* [TASK DESCRIPTION]
Filter the entries, keeping every line with the word "subtitle".

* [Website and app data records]
---+---

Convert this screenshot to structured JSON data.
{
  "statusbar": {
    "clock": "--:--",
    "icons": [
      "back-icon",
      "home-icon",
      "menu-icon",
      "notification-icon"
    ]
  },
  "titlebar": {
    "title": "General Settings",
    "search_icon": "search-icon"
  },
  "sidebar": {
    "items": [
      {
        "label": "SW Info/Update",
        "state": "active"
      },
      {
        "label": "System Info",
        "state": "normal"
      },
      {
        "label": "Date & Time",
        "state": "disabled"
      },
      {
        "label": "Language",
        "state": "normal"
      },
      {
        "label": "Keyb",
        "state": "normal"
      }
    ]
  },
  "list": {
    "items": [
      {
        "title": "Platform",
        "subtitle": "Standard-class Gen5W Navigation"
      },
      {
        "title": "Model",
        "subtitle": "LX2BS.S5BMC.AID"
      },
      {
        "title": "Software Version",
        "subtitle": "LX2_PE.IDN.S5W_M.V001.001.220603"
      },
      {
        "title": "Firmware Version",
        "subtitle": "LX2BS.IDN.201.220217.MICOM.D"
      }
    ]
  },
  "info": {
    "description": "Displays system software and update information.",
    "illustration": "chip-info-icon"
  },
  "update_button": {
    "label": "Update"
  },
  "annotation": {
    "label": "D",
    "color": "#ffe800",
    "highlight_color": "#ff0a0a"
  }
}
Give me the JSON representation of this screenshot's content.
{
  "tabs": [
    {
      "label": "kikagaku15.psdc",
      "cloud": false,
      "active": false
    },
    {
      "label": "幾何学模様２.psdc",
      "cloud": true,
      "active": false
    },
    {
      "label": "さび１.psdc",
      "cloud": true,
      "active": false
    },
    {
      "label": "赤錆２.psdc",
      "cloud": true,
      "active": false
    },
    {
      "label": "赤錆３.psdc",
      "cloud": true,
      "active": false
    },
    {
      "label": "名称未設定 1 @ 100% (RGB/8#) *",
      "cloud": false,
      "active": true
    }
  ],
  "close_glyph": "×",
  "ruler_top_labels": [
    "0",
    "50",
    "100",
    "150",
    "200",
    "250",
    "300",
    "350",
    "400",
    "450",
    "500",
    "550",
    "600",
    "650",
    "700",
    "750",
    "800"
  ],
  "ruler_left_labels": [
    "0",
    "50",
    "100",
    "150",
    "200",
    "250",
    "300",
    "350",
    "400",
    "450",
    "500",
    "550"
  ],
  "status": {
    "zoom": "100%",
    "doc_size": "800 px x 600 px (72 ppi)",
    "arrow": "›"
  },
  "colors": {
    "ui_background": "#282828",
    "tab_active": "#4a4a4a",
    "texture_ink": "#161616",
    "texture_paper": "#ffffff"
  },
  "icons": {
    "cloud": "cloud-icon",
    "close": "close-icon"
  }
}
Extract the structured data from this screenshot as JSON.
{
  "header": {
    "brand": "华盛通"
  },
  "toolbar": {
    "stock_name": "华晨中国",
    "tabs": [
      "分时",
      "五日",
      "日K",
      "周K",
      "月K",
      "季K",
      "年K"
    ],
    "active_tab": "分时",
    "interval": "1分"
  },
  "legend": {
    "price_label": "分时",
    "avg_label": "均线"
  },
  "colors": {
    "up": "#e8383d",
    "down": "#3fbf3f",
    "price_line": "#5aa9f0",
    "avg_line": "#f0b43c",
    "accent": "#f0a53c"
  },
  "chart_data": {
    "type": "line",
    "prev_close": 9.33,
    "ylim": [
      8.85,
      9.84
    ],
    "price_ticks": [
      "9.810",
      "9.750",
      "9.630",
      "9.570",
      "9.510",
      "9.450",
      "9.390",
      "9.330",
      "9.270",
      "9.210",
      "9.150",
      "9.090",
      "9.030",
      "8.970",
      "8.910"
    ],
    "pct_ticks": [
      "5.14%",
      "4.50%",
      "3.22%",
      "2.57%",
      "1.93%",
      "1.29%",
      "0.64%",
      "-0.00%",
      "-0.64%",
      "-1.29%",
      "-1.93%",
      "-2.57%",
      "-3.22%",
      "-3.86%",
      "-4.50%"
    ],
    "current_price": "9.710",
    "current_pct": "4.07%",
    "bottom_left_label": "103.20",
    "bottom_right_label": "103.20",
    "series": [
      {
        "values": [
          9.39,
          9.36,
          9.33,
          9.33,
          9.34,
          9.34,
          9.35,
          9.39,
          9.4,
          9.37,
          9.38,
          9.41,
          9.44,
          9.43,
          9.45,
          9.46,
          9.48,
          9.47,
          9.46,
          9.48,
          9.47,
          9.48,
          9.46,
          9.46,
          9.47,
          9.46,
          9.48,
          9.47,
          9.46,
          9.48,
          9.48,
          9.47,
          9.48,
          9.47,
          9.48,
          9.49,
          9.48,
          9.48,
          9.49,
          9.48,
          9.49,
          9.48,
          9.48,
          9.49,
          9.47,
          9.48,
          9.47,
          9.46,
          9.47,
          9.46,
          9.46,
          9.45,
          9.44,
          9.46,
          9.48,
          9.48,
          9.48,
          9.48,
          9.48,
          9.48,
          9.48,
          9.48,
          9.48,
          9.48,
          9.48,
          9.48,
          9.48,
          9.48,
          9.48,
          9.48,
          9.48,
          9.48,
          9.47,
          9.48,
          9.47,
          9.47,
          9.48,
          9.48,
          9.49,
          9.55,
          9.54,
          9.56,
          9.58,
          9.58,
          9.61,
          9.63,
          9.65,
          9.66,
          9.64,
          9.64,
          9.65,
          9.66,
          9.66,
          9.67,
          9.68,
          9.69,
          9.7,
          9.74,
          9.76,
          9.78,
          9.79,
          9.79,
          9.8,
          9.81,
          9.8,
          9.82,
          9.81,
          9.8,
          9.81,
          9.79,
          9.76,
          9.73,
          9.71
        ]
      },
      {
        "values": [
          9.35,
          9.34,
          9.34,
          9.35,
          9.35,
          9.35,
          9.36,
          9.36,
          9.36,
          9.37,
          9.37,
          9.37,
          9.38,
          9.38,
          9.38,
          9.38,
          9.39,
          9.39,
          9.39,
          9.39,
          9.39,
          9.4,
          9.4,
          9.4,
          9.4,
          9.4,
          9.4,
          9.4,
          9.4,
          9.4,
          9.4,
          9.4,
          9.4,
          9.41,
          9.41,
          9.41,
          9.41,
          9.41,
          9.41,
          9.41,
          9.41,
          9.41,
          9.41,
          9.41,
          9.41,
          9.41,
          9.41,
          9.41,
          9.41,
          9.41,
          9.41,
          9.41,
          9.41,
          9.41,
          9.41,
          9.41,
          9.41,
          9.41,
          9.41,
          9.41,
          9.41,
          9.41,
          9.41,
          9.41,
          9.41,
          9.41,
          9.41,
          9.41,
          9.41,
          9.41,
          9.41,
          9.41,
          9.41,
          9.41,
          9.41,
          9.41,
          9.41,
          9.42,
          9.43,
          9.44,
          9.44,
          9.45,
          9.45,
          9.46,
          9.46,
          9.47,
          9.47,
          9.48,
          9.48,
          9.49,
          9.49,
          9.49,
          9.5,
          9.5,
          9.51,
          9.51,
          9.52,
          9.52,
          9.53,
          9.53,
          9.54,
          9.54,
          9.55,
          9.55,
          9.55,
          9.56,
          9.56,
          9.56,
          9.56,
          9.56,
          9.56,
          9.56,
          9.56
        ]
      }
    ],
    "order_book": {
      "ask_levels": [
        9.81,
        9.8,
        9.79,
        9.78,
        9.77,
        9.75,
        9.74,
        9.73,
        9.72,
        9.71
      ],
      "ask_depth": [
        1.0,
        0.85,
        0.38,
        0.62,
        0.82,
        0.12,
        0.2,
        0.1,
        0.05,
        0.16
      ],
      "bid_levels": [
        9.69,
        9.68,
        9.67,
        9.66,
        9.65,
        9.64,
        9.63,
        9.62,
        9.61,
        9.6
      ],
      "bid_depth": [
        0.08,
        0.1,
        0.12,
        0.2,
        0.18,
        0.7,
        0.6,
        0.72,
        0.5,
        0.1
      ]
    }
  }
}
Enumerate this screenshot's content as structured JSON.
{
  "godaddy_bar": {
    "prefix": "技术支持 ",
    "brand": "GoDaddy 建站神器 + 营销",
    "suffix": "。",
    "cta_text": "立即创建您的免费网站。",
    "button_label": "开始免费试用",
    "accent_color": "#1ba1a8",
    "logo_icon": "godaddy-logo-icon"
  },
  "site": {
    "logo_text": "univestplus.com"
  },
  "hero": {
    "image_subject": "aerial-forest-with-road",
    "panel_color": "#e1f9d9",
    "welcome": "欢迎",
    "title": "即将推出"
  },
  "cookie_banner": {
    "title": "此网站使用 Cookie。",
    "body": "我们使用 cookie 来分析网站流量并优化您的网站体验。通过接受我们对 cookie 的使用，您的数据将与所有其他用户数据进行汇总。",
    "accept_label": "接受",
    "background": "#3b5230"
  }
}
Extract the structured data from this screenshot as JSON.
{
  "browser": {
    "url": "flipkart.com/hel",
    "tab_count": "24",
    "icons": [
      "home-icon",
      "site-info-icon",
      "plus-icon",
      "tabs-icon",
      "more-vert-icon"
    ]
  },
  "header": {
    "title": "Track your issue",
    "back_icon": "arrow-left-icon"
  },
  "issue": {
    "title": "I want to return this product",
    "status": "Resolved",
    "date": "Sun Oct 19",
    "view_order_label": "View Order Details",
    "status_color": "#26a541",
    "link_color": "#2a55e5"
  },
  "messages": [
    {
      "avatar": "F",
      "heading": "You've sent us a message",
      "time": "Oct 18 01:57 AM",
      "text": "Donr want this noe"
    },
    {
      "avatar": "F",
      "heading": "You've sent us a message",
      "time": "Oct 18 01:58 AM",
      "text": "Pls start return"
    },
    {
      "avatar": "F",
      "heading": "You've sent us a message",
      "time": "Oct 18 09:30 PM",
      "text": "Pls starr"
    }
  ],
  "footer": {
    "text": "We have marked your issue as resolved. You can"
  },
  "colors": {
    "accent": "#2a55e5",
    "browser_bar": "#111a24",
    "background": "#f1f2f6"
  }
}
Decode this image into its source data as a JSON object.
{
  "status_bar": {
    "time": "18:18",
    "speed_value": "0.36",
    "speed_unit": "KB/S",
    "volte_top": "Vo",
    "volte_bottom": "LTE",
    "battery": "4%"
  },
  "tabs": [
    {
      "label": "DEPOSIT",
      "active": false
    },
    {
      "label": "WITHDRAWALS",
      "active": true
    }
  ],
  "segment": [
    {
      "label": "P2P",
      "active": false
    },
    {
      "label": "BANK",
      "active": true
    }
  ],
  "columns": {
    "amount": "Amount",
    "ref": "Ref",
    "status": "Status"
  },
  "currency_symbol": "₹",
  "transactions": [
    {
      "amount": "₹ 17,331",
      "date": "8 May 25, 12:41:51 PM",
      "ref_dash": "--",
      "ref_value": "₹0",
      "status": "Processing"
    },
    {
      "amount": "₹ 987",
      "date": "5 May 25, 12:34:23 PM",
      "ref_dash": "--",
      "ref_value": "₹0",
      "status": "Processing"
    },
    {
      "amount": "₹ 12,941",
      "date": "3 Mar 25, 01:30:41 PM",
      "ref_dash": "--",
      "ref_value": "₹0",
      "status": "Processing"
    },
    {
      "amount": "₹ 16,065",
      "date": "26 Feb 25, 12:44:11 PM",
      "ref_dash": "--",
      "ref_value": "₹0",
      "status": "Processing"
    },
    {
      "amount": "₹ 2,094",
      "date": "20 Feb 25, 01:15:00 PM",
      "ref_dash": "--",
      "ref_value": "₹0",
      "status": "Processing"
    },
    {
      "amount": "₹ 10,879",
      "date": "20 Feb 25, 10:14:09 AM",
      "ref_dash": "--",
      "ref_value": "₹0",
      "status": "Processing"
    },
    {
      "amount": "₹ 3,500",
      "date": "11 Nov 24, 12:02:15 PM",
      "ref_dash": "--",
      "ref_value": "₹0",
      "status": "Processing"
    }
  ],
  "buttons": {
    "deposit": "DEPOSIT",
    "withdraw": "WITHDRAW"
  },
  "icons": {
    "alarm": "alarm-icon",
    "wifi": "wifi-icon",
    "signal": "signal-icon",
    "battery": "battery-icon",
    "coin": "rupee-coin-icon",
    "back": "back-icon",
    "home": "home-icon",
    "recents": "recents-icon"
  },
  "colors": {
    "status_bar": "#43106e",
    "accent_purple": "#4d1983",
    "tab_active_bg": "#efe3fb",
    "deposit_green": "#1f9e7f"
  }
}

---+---

* [EXERCISE ANSWER]
        "subtitle": "Standard-class Gen5W Navigation"
        "subtitle": "LX2BS.S5BMC.AID"
        "subtitle": "LX2_PE.IDN.S5W_M.V001.001.220603"
        "subtitle": "LX2BS.IDN.201.220217.MICOM.D"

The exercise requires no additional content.